JF: There’s another choice that was fairly on the unconscious side. We did not set out to say, “Let’s introduce Mischa, finally, in the finale.” It was just something that unfolded at that moment which just felt so right. Unlike so much of the show, which is very carefully planned and plotted out from very early on, that was something that revealed itself really over the course of the season. We were in the latter half of breaking the season when the idea of introducing him as a character and igniting that storyline came together.
AVC: When did Dylan Baker find out that William was going to die, and what was his response to his big speech from the finale?
JF: When he took the part, he knew he was going to die.
JW: We knew it was a one-season arc, at least.
JF: He didn’t know how he was going to die. We didn’t tell him he was going to bleed out of every orifice. We wanted to save that as a surprise. But he’s such a brilliant actor. He’s game for anything.
I don’t remember his response to that specific speech. I remember my specific response to seeing it in dailies, which was “Holy mackerel: I always know he was a wonderful actor and he was great this season, but this is a whole new level.”
AVC: Maybe this is reading too much into things: Every episode of season four, it seems like one of the main characters is having trouble sleeping. They’re lying awake in bed, they’re talking about their lack of sleep. Does that tie into the “home” themes—or is it way off the mark?
JW: I think it was because Joel and I were tired.
JF: Those questions are best left for you to dig into, but this is not a job where you get a lot of sleep. Running a show, you wind up not getting a lot of sleep, but being a deep-cover illegal or an FBI counterintelligence officer, that’s not good for your night’s sleep either. And then to raise teenagers—man. I think you are onto something, Erik.
AVC: Anything else you’d like to talk about that we didn’t get to?
JW: It’s been great reading your stuff this year.
AVC: It’s been great watching the show!
JF: In addition to actually making the show, one of the really gratifying things is reading the analyses of people like you who are getting all of the subtle stuff that, when we write, we go, “Okay, who is possibly going to get this?” And then we find out!
AVC: The General Hospital thing in “A Roy Rogers In Franconia”—where Paige and Elizabeth are watching scenes from that show’s Russian spy plot—was a knockout.
JF: That I have to admit was coincidental. What we struggled with in finding the right scene is we knew what day it was, so we were limited in what scenes we could pick, and ironically, we had to find something that wasn’t a laugh in terms of how soapy it was. [Laughs.] I remember sitting in the editing room, and the first three potential General Hospital scenes we looked at seemed like they were directly commenting on the show somehow. Remember that, Joe?
JW: I have to admit that I didn’t know this until right now: Those characters are in a Russian spy storyline in General Hospital?
JF: Now or back then?

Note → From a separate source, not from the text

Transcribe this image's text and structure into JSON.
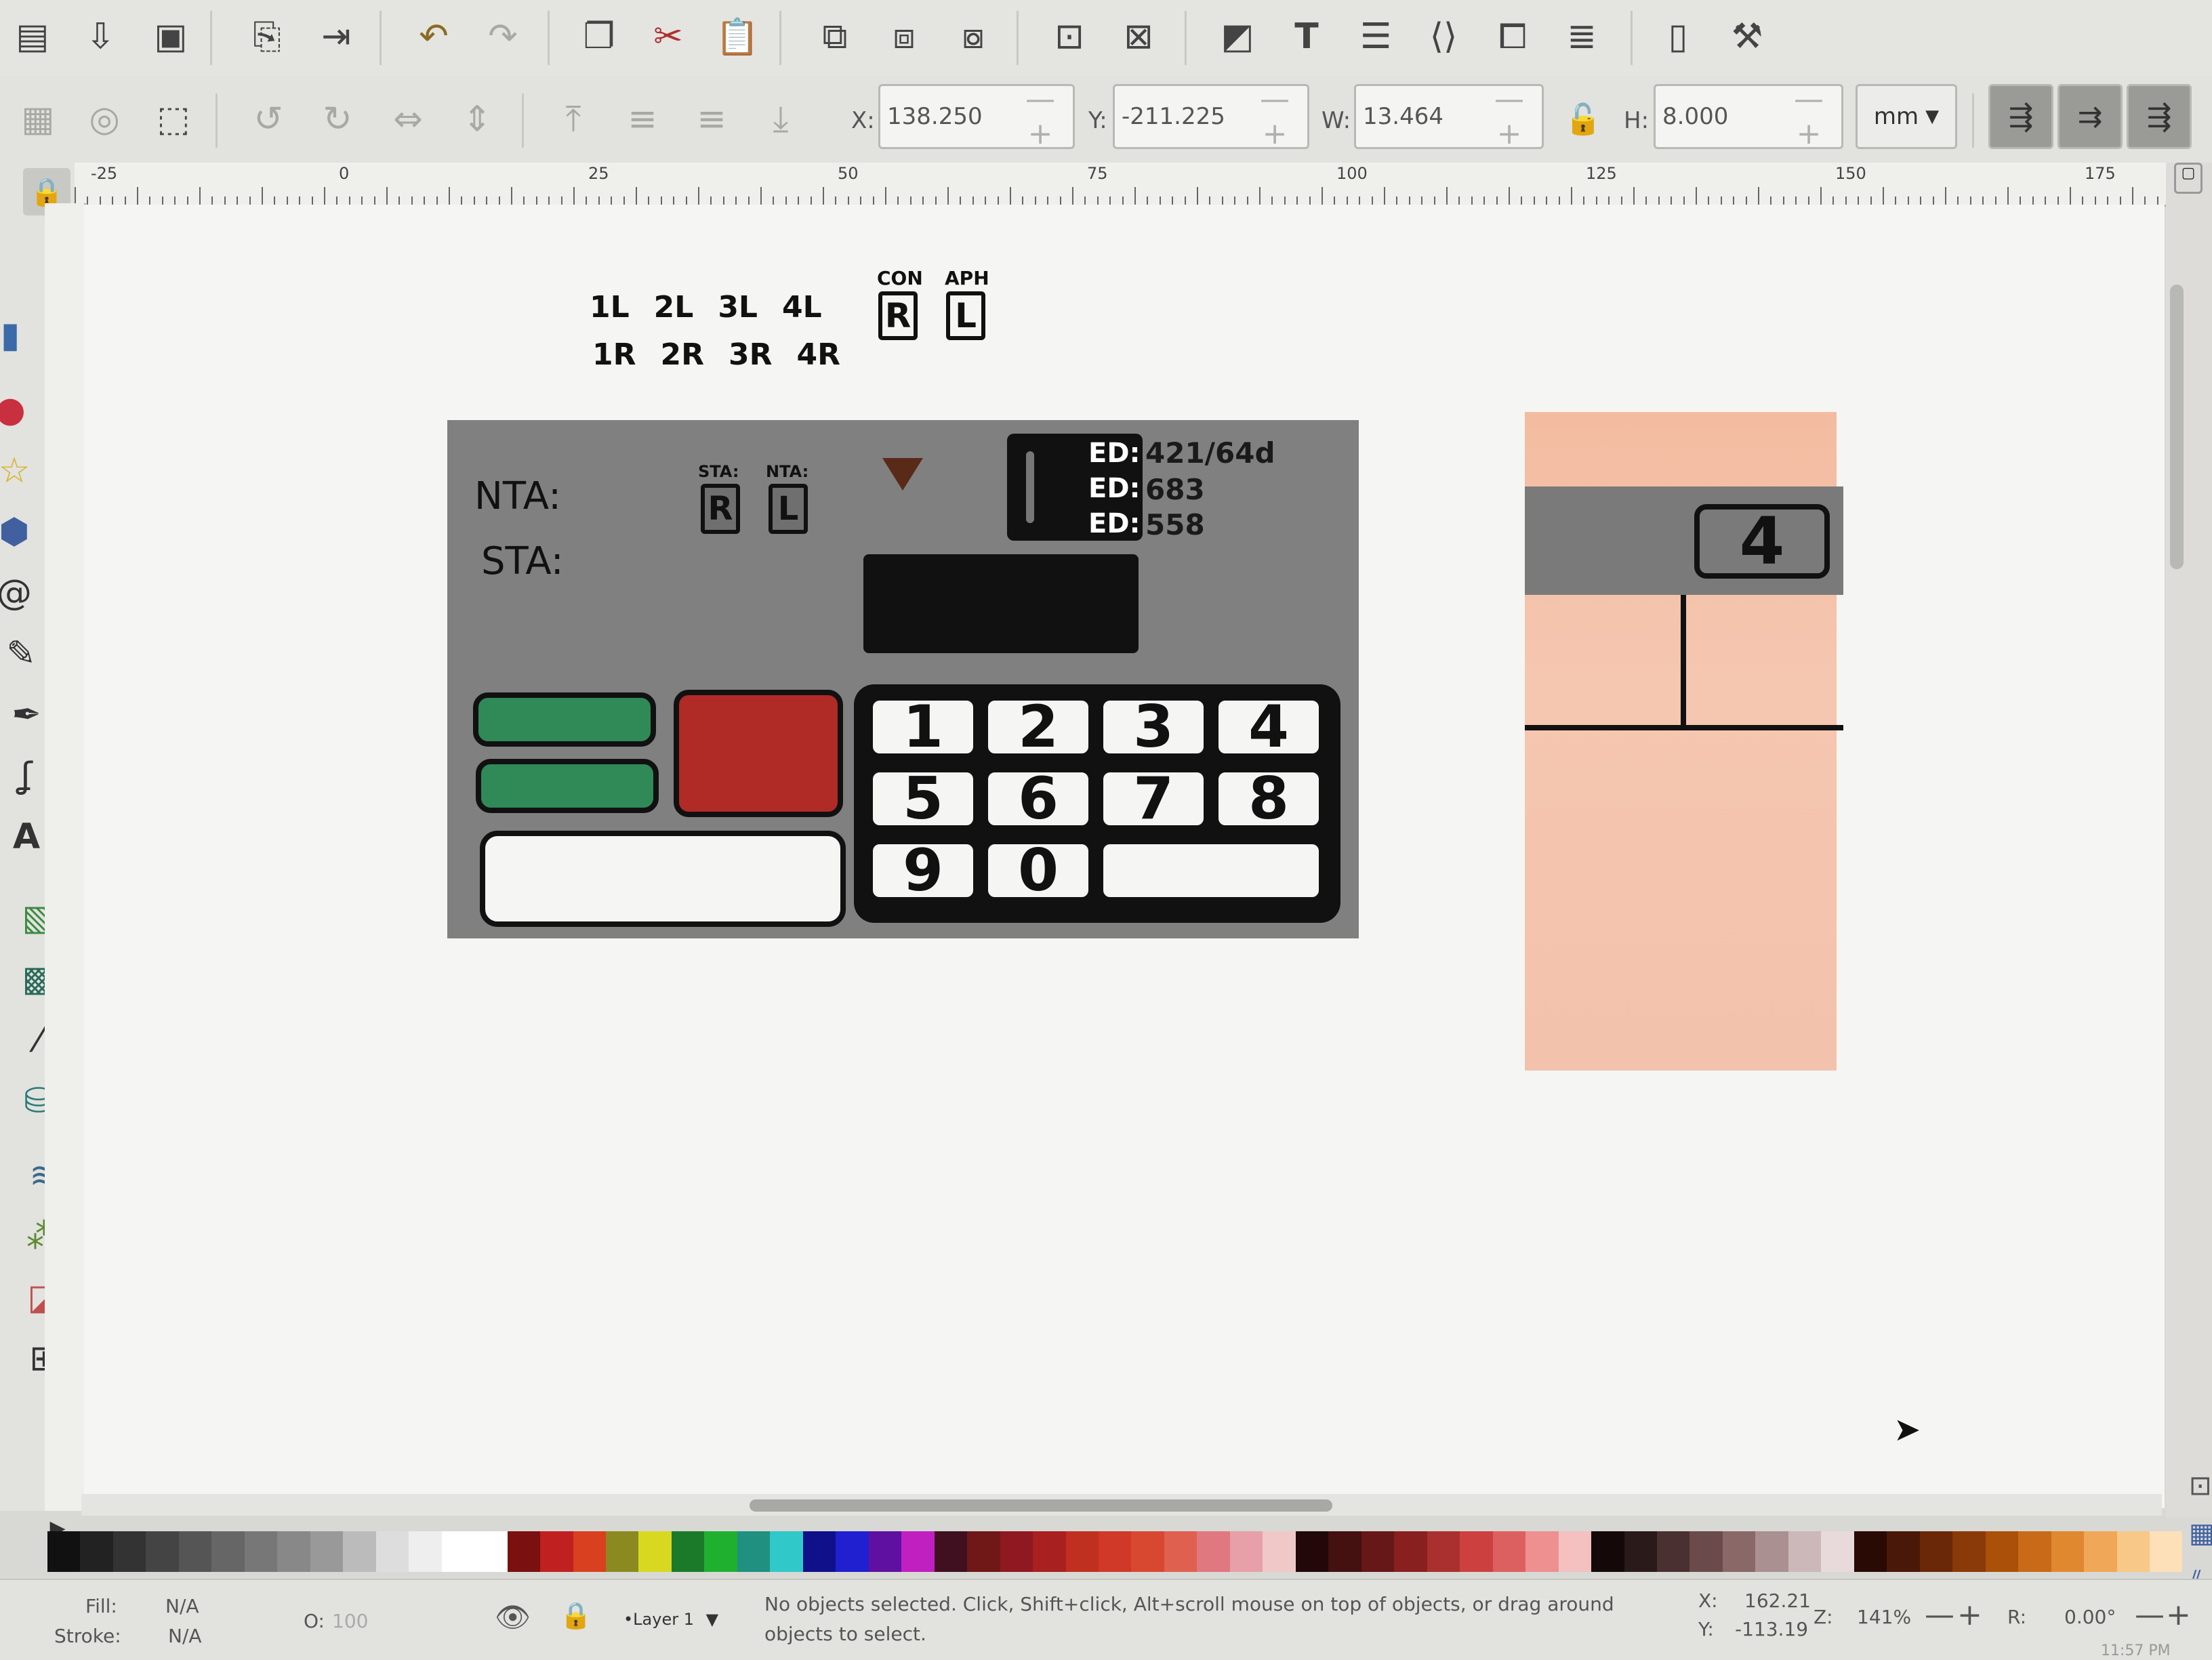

AVC: Back then.
JF: I’m learning this for the first time, too.
JW: Erik, you just broke the story that we don’t know what we’re doing. Congratulations. [Laughs.]
JF: There goes the Emmy. We had a sliver of a minimal chance this year, and Erik just destroyed it.